Which one are you?
The first kind is the one we all know and love (or perhaps just tolerate through excessive eye rolls). This person is problem focused. They find a problem with anything and everything.
What’s worse is if you offer a potential solution they’ll probably find a problem with that too.
The second person is solution focused. They’ll complain as a way to vent their frustrations but then they’ll move on and do something about it.
The first person never manages to progress nearly as much as the second.
Anytime you’re being yourself (within reason of course).
I recently had a situation where I considered apologising. In the end I didn’t.
Instead of saying ‘I’m sorry’, I clarified my thoughts on the situation with the other person. You see after giving it some thought I realised that an apology didn’t feel like the right thing to do.
Granted, I didn’t like how the situation turned out initially but it served as a learning curve, a growth point that I needed to experience.
In the grand scheme it was a small-scale misunderstanding, not something worth regretting.
They didn’t work for me.
At the start of every month I used to write a bunch of goals (well more like to-dos), maybe around 25. At the end of every month I never failed to have at least a few things left.
28-31 days is a long time to plan for and I found myself just sort of creating a random todo list of stuff for the month that I just never stuck to.
I’d write them with good intentions but my actions for the weeks that followed were somewhat half-hearted.
Now granted the solution may have been to just get more committed but I actually just switched to weekly todo lists instead.
I’ve found that making plans for myself every seven days gives me a chance to be a lot more focused.
And as a result I’m slowly but surely getting better at getting things done.
It’s easier than you think.
If you watch and observe the way people behave you might notice that they avoid the main issue and instead focus on the small things that do not in-fact make the big difference.
Take for example the habit of procrastination. A procrastinator might end up feeling like they don’t have enough time to get things done. And so by making time the issue, you might think that the solution is to give them more time.
But all that happens is that extra time is still not enough, it’ll probably never be enough because the issue isn’t time, it’s procrastination.
That’s the thing that needs to be addressed anything else is just avoiding the issue
You can always go back.
One of the things that I don’t think is often considered is that when you leave your comfort zone you can always go back if things don’t work out.
For example if you make music and usually just keep it to yourself, try putting it out there for people to hear.
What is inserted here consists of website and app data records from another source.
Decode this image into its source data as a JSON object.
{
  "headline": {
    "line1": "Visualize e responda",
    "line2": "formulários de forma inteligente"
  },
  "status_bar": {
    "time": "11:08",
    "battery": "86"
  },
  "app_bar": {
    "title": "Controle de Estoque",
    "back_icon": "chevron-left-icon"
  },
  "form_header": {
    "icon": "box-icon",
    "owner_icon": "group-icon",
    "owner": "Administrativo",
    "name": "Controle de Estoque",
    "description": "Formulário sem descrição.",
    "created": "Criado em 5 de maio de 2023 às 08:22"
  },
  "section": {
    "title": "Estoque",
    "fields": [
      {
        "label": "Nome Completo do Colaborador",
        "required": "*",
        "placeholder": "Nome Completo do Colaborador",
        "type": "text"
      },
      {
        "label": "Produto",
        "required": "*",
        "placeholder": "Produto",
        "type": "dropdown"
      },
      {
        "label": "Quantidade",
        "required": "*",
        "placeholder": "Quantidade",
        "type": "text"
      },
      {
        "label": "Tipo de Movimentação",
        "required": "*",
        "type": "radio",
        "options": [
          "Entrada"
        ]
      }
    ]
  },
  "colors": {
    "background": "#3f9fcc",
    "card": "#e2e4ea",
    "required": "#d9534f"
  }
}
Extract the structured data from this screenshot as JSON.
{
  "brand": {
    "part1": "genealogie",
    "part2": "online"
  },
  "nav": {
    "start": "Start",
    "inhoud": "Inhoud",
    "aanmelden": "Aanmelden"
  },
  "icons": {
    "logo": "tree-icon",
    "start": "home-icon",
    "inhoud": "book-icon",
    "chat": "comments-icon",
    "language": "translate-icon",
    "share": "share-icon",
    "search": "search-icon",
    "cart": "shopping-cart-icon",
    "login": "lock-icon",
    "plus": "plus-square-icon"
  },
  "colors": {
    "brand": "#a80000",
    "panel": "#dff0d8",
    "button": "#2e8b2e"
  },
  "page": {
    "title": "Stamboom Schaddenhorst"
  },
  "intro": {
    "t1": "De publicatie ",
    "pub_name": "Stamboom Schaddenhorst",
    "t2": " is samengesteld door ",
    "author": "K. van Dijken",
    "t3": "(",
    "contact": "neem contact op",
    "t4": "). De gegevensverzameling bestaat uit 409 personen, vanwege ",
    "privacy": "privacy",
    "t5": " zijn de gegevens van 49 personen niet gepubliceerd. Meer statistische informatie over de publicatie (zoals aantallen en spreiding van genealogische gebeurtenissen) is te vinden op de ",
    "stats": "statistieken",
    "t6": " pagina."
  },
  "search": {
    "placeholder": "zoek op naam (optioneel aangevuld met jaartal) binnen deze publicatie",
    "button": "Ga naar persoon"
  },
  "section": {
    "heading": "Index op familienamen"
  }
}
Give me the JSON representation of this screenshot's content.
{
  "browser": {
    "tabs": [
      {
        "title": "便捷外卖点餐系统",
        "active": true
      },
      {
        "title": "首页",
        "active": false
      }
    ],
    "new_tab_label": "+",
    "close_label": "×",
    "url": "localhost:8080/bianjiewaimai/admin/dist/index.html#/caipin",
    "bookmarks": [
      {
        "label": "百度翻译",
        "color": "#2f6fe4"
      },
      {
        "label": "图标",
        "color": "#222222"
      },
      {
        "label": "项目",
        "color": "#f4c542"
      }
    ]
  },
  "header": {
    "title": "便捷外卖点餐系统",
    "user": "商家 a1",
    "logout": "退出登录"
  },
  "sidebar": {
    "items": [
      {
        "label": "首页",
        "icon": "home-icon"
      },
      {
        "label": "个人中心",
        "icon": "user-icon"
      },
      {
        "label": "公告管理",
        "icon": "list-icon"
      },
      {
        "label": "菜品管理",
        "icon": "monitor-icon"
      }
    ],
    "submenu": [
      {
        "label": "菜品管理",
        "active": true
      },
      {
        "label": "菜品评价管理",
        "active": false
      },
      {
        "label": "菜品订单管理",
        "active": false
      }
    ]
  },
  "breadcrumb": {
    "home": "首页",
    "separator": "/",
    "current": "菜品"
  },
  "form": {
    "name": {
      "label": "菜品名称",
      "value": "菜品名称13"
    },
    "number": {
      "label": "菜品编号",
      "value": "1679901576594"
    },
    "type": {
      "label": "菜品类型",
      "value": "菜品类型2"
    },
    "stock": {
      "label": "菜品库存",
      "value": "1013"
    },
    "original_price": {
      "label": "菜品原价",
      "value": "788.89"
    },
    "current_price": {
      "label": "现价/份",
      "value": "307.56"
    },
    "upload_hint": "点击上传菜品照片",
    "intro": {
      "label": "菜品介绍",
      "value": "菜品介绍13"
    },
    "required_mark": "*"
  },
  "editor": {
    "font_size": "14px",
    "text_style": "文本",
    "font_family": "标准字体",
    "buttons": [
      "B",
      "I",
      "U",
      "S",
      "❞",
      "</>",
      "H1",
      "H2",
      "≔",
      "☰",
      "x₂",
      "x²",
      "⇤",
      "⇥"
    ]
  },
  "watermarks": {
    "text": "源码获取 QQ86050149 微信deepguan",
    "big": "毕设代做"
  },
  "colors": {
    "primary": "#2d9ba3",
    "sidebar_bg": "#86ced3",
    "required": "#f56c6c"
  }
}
Sure you might be nervous and it’ll take a bit of courage but if it doesn’t go well you haven’t lost out on anything.
And if you lose that feeling of courage you can always go back to keeping your stuff to yourself again, you can always go back to your comfort zone.
However, on the flip-side you can keep trying because good things take time and it’s like Ziglar once said ‘Anything worth doing is worth doing poorly until you can learn to do it well‘.
Just because someone is older than you doesn’t mean they’re the best person to seek advice from.
I think there’s a level of vulnerability that comes with asking for advice, to be open and honest enough to say ‘Hey, so I’m going through xyz and I just wanted to get some advice from you as I’m not really sure how to move forward.’
Something I’ve learnt is that when I have a difficult decision to make it helps to view the situation from a different perspective and sometimes that happens quickest when you talk to someone.
However, it’s important to make sure that you’re talking to the right person.
For me that would be:
Someone I trust.
Someone I look up to.
Someone I admire.
Someone who has my best interests at heart.
Someone who will give impartial advice.
Someone with experience.
When you feel stuck and want some advice you probably want it from someone who can help steer you in the right direction rather than someone who leaves you feeling stressed or further fuels your indecision.
Whilst recently asking for advice I realised that often the main thing I want is someone who can shift my perspective.
Perhaps to not even advise on my specific situation but to remind me that I’m capable of making the ‘right’ decision.
It’s more than just comfort and familiarity but it’s both of those things too.
When you move on from something and you haven’t reached the place you moved on to, it’s totally normal to look back at what you left or let go of.
And when you’re in a place of limbo, perhaps feeling a little dissatisfied with where you’re at, you might find yourself looking back from a place of lack.
Then suddenly that thing you chose to leave looks golden and bright. You find yourself wondering why you even moved on in the first place.
But deep down you don’t really want that thing, you just crave certainty. It’s much easier to take a step back to the familiarity of what you know than it is to keep going and venture on into the unknown.